Pull every line that holds the word "time" from the entries.

Segment Open

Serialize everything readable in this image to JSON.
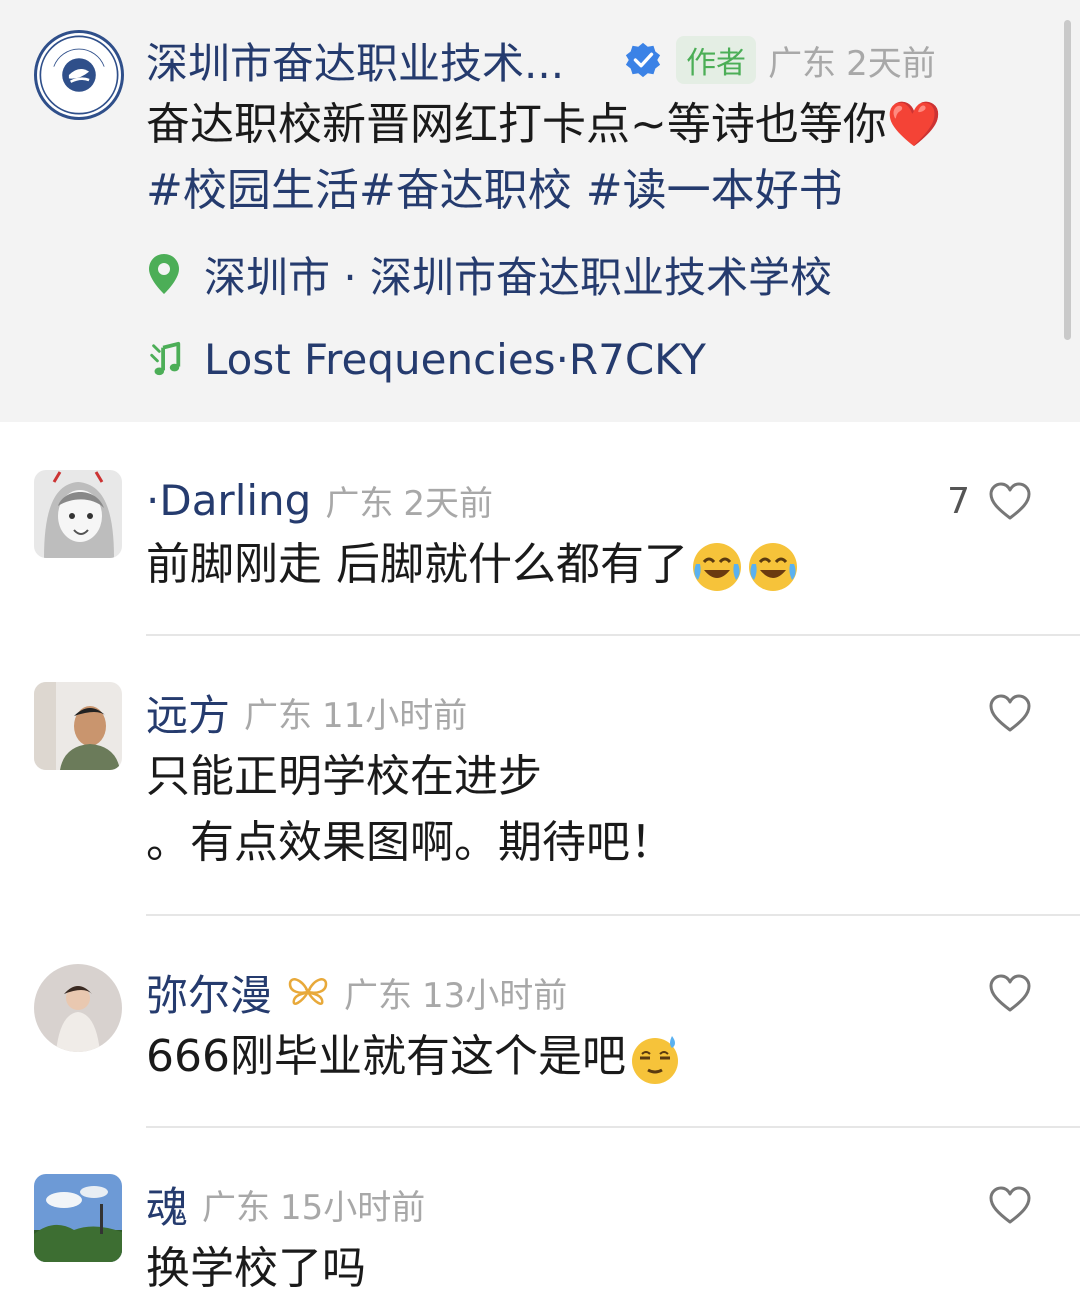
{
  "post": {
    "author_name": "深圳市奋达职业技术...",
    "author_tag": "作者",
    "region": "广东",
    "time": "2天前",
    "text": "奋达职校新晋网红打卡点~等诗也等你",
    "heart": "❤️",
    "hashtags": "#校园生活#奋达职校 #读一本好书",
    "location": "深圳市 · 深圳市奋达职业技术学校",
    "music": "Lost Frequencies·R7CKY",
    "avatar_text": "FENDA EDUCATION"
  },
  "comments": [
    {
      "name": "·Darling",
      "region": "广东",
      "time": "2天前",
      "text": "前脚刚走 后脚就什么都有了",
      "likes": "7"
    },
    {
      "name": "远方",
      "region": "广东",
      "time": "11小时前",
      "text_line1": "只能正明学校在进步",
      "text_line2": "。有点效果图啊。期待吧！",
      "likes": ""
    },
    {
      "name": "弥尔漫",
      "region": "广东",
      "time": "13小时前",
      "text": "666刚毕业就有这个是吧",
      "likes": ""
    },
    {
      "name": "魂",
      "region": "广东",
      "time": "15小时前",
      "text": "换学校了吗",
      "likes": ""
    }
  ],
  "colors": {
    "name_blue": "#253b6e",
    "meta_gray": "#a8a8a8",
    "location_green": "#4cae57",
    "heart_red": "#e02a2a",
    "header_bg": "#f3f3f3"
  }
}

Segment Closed

▶ RESULT OF THE EXERCISE
    "time": "2天前",
      "time": "2天前",
      "time": "11小时前",
      "time": "13小时前",
      "time": "15小时前",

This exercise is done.